Langham, assistant professor of vocal production in the Department of Theatre, is a trained actress and vocal coach who recently brought her talents to UT.
This academic year, she has coached actors in productions of The Miracle Worker, A Christmas Carol and A Midsummer Night’s Dream.
“Working in the Theatre Department at UT is wonderful,” Langham said. “I am surrounded by talented and dedicated students and am fortunate enough to be working with colleagues who have worked across the creative industries at the highest professional level for many years.”
Growing up in Wolverhampton, England, Langham made her way to the Royal Conservatoire of Scotland to pursue her dreams of becoming a professional actress. It was during her postgraduate training at the Royal Academy of Music in London that she noticed she had a knack for voice and speech.
“I was convinced I wanted to be on the stage,” she said. “I worked professionally as an actor for a number of years. I performed across the UK and worked at a number of well-known theaters for example, Regent’s Park Open Air Theatre, the Royal Opera House Covent Garden, Southwark Playhouse, Shakespeare’s Globe, Steppenwolf Chicago, the Bridewell Theatre, Opera Holland Park, and the Wyndhams Theatre.”
Realizing that being a full-time actor made her uncomfortable because of the uncertainty, she decided to re-focus her career and trained to teach voice and speech at the Royal Central School of Speech and Drama in London.
After receiving her master’s degree in speech, she landed a job as the head of voice at Paul McCartney’s Liverpool Institute for Performing Arts and taught there for four years.
Before crossing the pond and coming to Knoxville, Langham managed her own freelance coaching business, speaksmart, and assisted in coaching actors for the UK television series Peaky Blinders which is now on Netflix. She has worked on a feature film and coached at the Old Vic Theater where actor Kevin Spacey is the artistic director.
She came to work at UT in 2014.
So how many accents does Langham really know?

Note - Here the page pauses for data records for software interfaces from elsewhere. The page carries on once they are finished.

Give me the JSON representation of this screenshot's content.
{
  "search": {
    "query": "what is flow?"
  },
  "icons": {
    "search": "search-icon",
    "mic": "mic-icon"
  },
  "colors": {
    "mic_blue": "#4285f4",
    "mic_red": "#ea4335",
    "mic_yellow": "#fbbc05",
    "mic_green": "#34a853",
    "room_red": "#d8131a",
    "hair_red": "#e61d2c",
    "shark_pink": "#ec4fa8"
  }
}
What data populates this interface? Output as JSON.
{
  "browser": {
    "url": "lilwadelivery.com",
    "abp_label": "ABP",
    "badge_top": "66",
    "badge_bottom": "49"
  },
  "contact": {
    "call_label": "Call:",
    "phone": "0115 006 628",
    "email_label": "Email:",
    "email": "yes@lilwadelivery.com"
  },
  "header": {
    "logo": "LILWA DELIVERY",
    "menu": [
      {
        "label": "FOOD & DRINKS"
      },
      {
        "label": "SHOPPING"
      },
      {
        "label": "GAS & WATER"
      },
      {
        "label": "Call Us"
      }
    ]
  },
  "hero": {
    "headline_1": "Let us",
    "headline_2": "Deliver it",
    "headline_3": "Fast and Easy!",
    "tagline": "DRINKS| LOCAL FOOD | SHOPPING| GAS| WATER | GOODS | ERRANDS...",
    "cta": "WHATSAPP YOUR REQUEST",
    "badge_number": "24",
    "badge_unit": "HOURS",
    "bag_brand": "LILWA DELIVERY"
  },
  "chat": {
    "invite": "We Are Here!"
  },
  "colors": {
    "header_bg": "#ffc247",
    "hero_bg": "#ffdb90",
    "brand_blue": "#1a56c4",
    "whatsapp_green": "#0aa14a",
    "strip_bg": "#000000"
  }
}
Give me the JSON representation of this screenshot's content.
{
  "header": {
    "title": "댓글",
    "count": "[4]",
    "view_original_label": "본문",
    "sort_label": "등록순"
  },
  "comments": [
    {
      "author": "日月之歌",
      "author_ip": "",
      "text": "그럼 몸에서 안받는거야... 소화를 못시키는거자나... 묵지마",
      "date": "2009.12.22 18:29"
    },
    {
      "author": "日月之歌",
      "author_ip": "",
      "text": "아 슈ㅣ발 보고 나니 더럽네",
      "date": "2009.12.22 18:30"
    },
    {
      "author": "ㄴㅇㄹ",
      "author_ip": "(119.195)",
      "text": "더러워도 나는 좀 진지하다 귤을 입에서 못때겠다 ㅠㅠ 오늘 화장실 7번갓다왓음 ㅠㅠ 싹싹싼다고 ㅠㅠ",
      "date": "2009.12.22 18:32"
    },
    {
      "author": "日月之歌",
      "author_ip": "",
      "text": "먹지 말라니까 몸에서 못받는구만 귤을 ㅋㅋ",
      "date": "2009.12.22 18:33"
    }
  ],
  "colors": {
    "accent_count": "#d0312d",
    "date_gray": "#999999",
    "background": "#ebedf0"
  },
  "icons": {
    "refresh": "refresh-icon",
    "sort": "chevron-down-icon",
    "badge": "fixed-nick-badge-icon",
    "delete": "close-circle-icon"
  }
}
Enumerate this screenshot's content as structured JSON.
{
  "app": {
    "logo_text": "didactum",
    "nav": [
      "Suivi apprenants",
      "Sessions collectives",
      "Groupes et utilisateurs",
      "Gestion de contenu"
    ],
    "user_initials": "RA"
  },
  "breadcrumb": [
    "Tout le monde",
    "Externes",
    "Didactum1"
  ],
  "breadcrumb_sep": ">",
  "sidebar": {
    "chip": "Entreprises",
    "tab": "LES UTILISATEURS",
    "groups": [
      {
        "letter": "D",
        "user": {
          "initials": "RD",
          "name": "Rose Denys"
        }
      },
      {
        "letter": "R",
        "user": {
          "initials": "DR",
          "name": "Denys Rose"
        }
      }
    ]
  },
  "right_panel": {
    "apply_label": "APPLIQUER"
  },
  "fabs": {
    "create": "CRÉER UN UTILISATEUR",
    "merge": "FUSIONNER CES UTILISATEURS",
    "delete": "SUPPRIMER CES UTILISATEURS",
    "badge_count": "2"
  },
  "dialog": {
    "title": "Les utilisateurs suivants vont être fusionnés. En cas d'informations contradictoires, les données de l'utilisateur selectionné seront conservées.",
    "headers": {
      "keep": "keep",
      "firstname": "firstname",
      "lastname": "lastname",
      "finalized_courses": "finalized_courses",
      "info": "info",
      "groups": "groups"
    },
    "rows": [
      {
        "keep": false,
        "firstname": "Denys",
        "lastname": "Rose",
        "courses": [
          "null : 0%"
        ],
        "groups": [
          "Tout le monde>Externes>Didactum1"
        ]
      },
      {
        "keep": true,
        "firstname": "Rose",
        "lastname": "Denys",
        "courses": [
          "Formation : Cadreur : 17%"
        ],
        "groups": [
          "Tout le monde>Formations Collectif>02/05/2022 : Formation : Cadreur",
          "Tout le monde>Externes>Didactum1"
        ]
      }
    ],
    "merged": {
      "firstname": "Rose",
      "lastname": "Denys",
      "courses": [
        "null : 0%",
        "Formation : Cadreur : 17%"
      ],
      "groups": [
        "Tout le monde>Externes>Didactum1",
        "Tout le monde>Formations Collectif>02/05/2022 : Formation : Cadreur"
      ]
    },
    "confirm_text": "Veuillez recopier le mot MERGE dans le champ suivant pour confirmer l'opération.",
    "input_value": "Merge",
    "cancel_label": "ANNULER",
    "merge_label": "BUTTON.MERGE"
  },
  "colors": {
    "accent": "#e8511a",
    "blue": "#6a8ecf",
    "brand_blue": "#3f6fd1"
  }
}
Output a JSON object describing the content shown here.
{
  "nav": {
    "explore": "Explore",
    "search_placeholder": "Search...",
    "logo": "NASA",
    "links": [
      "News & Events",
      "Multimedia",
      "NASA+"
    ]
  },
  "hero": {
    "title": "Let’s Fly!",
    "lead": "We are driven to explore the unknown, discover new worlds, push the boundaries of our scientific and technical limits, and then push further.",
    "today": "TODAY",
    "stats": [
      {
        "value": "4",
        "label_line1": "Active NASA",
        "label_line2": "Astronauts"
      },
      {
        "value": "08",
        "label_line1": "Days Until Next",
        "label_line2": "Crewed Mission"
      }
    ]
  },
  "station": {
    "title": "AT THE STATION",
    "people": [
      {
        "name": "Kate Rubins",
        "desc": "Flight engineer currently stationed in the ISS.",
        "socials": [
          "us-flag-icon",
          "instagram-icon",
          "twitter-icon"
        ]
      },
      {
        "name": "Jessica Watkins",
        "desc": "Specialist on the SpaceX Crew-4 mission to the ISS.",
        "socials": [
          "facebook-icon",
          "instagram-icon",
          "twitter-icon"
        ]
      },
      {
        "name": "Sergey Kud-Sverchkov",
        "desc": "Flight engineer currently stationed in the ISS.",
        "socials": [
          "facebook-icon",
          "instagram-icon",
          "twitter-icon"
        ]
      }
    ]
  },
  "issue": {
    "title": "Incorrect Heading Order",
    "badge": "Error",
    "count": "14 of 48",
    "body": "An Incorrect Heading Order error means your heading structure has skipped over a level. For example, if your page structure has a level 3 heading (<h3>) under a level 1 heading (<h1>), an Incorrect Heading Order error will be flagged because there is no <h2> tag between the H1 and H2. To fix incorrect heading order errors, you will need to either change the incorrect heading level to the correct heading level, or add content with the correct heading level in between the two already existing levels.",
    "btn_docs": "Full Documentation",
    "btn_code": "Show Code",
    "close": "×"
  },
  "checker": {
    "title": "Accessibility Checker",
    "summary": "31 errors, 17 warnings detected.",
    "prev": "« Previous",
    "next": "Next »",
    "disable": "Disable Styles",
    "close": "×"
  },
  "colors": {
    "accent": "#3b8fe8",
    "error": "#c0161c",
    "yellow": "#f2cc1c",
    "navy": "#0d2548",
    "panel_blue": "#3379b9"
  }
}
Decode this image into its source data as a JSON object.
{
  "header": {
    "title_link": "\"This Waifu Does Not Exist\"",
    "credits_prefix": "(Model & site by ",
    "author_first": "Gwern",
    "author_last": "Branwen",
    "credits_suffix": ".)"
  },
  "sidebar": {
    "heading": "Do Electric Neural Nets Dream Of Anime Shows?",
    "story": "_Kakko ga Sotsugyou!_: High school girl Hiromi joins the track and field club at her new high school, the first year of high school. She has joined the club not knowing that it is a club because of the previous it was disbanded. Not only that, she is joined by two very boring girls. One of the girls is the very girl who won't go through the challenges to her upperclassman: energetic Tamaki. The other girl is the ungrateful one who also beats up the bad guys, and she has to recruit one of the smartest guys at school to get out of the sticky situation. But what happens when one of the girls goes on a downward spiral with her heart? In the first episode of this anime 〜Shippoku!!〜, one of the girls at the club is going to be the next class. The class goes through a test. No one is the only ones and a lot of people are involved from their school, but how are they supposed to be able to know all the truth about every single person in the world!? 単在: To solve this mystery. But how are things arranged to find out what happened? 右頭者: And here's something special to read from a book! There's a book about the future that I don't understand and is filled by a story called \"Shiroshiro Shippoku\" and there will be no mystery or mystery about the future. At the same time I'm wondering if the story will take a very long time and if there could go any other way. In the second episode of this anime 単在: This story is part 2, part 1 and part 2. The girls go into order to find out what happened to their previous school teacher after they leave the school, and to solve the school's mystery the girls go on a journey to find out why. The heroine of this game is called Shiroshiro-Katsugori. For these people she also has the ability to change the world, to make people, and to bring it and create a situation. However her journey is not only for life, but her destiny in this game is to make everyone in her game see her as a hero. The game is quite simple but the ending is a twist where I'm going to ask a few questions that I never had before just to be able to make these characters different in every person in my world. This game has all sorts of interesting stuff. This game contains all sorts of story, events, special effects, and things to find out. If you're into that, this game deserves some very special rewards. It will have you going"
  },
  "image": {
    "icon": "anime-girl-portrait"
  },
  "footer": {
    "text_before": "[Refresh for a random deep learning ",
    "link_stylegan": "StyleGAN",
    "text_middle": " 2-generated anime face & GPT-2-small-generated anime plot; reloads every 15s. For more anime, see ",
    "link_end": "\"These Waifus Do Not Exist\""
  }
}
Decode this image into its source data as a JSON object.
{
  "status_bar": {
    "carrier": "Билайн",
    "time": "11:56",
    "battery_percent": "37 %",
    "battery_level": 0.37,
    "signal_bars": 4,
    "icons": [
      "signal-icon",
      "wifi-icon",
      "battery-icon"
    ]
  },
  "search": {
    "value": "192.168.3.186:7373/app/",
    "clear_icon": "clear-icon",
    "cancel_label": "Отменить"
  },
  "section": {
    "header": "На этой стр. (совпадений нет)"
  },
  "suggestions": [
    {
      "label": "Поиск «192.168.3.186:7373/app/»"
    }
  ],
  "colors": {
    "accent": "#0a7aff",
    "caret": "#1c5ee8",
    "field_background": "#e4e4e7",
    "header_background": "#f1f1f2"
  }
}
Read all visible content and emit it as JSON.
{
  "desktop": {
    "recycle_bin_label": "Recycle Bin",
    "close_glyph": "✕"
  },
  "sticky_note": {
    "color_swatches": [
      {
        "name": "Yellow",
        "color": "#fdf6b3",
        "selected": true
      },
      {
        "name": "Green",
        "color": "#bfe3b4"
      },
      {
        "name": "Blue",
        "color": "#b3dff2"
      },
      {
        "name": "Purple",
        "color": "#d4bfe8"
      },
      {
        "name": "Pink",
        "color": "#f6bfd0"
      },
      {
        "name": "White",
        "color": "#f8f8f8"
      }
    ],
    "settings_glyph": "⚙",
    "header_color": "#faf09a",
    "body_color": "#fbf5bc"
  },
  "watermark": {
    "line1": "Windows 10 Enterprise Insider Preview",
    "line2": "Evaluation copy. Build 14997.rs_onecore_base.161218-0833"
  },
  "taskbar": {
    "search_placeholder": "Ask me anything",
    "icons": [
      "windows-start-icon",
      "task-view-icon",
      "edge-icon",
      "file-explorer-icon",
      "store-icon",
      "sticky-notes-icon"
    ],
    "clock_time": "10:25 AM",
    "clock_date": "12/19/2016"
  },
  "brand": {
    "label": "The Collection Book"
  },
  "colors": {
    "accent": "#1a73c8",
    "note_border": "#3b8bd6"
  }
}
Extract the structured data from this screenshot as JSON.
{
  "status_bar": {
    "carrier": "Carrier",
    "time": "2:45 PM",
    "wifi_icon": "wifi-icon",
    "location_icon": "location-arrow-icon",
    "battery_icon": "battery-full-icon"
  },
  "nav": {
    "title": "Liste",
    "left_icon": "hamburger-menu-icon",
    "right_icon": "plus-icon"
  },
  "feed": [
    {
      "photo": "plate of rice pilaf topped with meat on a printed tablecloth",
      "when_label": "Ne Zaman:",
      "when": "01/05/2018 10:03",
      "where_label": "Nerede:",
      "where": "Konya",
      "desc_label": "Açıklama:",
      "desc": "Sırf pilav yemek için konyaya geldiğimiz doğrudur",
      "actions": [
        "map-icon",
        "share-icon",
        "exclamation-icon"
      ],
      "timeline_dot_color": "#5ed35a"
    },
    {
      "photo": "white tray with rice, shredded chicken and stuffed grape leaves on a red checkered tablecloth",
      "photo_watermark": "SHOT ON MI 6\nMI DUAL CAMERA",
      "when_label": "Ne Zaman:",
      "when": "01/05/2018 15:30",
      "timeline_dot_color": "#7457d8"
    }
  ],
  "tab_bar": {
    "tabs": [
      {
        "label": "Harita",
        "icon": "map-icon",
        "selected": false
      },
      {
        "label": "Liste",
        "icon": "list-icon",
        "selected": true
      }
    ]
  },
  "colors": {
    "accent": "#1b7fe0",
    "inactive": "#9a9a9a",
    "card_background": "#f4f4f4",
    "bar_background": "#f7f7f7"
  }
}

“I don’t know the exact number of accents I can speak in, but a fair few,” she said. “Naming a favorite is impossible. The intriguing thing about accent and dialect is that sound and language are always evolving so there are always new discoveries to be made.”
Lola Alapo (865-974-3993, firstname.lastname@example.org)